During his remarks, Mayorkas suggested three best practices for small businesses:
  • Passwords. Require your employees to change them frequently, every 45-60 days. Make them complicated, meaning 8-15 characters long, using a mix of upper and lower case letters, symbols, and numbers.
  • Cyber Hygiene. It sounds vague, because there isn't a precise definition for "what's good cyber hygiene." A couple of tips. Don't allow personal phones to be connected to networked computers. Don't allow your employees to use USB drives. Limit the number of administrators who have full access to everything. Install patches and software updates when they are available.
  • Test Systems and Train Employees. Resource and budget conscious organizations won't be able to afford third-party auditors to perform penetration testing, but you can exercise your response plans. As an example, send an anonymous email with an attachment to your employees and see if they open it. If they do, do they report it to IT? Phishing and spear phishing emails remain the easiest way for the bad guys to get into your network.

DHS is uniquely positioned in the government to help small businesses. More information on the departments resources and capabilities, and even a small business toolkit, is available on its website.

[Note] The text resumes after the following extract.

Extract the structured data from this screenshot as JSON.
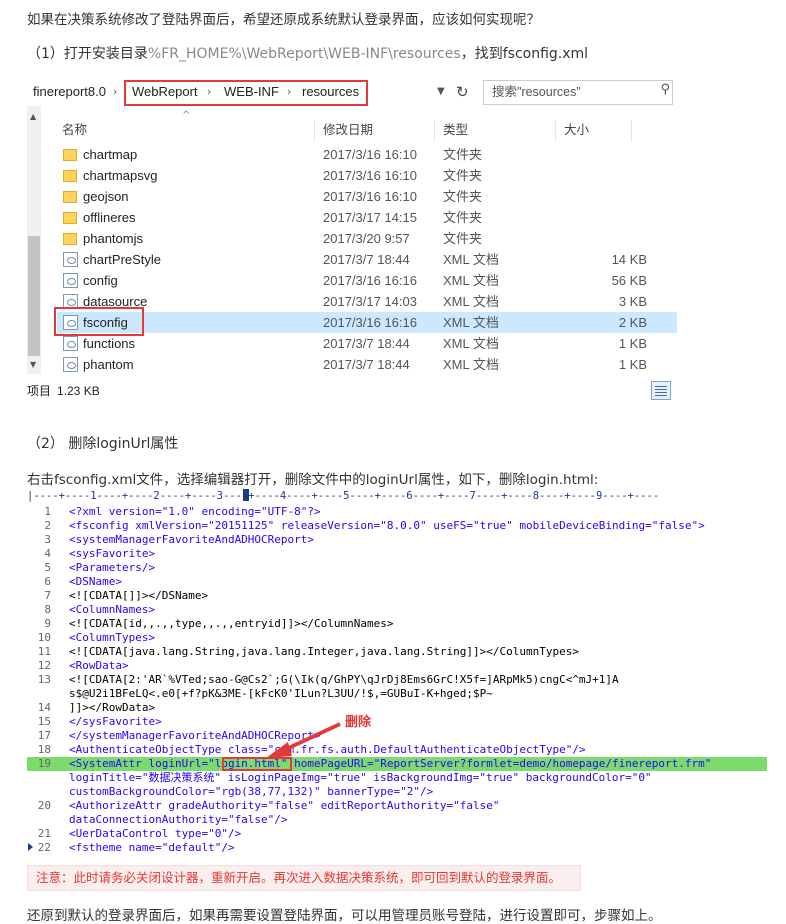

The U.S. Chamber is doing its part as well. Its cybersecurity awareness campaign aims to advance cybersecurity policies and educate small and medium-sized businesses about cyber threats and how to protect their organization against them.

This fall, working with Ridge Global, the Chamber will launch a new online cyber education effort aimed at preparing and defending American small businesses from cyberattacks. You can learn more here.

The bad guys have nothing but time and resources, and a determined bad actor can and will always find a way in. By working together, we can improve our defenses and make it harder for hackers.

In closing, Mayorkas asked small business owners to share information on cyber threats. There's nothing more important than having a conversation with the FBI, the Secret Service, or DHS. It may sound overly simplistic, but if you see something, say something.


Reminder of the Charleston, S.C. Church Shooting

Posted from WHSV 3 News

This week, one year ago, a shooter gunned down nine people inside a Charleston, S.C. church.

Nine families will never look the same, but neither will churches.

Many of them are forced to face current events and upgrade their security.

The shooting set itself apart from other shootings because it happened in a church which is a place of worship, and a safe haven to many.

To some local pastors, it showed them that such a tragedy can happen anywhere, including right here in the Valley.

Harrisonburg Free Will Baptist Church is in the beginning stages of getting a plan to keep their church safe.

Just this past weekend they went to a seminar to learn more.

"We are going to the very best we can to lead people in the right direction toward the Lord, and do everything we can to keep them safe," said Paul Collins, the Pastor at Harrisonburg Free Will Baptist Church.

Collins said he wants to make sure his congregation is safe, but he also adds he wants to greet troubled individuals with the Lord, not with force.